First responders are among those on the front lines battling this global health crisis.
They can’t work from home or close their business to help prevent the spread of the coronavirus.
Capt. Heather Franzoni of Shippensburg Area EMS recently shed a light on a day in the life of an emergency responder during these tough times.
“We currently are screening patients from 6 feet upon entry. For presumptive cases, we use full PPE until we confirm the patient does not meet criteria. We also may ask a patient to wear a procedure mask to protect our crew,” she explained.
Franzoni said the department has the protective gear it needs while staff members are working in the field.
“Since the Ebola outbreak in the U.S. and subsequent flu crises, we have stockpiled and rotated enough PPE to outfit the department in case an epidemic such as this would unfold,” Franzoni noted. “The concern with COVID-19 is that we face an uncertain timeline for stabilization of the situation, whereas typical flu seasons can be estimated.
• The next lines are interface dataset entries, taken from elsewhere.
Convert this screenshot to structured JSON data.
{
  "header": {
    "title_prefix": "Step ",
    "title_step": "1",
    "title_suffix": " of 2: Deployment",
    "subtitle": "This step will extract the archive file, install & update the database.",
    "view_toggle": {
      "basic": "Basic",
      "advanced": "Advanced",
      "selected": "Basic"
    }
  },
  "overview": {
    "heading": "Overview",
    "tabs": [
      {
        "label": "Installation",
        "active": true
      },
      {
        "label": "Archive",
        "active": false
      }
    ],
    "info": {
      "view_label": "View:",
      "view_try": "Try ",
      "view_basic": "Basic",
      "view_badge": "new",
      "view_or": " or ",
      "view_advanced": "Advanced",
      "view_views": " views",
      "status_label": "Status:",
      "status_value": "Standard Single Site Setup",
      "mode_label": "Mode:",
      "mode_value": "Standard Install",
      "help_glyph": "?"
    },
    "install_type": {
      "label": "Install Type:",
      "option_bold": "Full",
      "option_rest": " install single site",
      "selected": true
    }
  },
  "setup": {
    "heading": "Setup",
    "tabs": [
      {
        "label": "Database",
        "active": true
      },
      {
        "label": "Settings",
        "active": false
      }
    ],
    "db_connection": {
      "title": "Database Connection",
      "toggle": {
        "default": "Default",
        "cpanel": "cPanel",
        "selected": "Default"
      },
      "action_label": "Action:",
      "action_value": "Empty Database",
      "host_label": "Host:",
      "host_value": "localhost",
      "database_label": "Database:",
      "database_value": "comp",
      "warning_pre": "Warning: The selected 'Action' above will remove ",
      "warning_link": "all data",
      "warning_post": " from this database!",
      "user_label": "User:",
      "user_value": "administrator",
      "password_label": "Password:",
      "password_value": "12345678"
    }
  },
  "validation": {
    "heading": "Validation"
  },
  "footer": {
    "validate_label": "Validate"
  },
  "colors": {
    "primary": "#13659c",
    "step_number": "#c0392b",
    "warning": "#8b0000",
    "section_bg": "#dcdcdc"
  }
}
We want to make sure we are ahead of the curve so if anyone has the ability to help provide PPE or funding for us to purchase it, we would be very appreciative. We also coordinate PPE distribution for the Shippensburg Police Department and Shippensburg Fire Department. We take this responsibility very seriously because we are making sure all of the first responders are protected.”
Franzoni has the following message to the public regarding the following of guidelines to help safeguard those on the front lines:
“Most important is to be up front with the 9-1-1 center about your symptoms so we can be prepared. If possible, meet us at the door so we don’t have to expose entire crews to the inside of your residence. Understand that we may modify some treatments to help protect you and our staff. Just as important, is to follow the CDC recommendations for social distancing, hygiene and sheltering. The best solution is for you to not get sick so we don’t have to meet under these terrible conditions.”
SAEMS also released the following news release this week pertaining to its capital campaign and the coronavirus:
“Shippensburg Area EMS administration has decided not to pursue the original plan of starting our annual capital campaign drive to raise funds for a paramedic vehicle replacement. We want our staff and community members to focus on their families, their health, and staying safe during this national health crisis. Our staff members are being vigilant, and taking all precautions to keep themselves and our community safe. This is a tough time for our nation and our community; Ship Area EMS wanted to reach out to our community and just give the reassurance that we are still here, and will continue to serve our community 24/7. Changes were made last week to building operations and bill payment are as follows: we ask that community members do not come to the EMS station, and utilize the mail, phone or our drop box outside the building for all payments. During the declared emergency any citizen that is unable to pay their ambulance bill should contact us to discuss options. Administration at Ship Area EMS will not pursue collections during the national health crisis if the patient contacts us to discuss their bill and options during this delicate time. We encourage you to educate your family with facts and prevention versus fear. Research shows that if communities work together on prevention, we will be able to slow down the virus spread. We are here to serve your needs and will continue to protect our community, and provide the highest level of regional emergency medical services.If you are looking to help out our first responders during this time any donations sent into the department will be used to purchase personal protective equipment (PPE). We appreciate the community’s support as always. If you have any questions and/or concerns, a supervisor is always available at: (717) 532-6069, Extension 123.”
Working in the field day-to-day during this unprecedented time definitely brings its challenges to first responders, according to Franzoni.
“It’s challenging. We have consolidated operations to our headquarters station to better monitor our staff and control risk exposure,” she noted. “Crews are health screened several times per shift. We have modified response profiles and staffing matrixes to ensure we still meet the community needs while protecting our own. Most importantly, we are looking out for the welfare of our responders. If our people are out of the fight then the entire community suffers, so we need to do whatever we can to protect them.”
Thank you to all of Shippensburg’s first responders for all you do to keep us safe, now and through all of the tough times we face.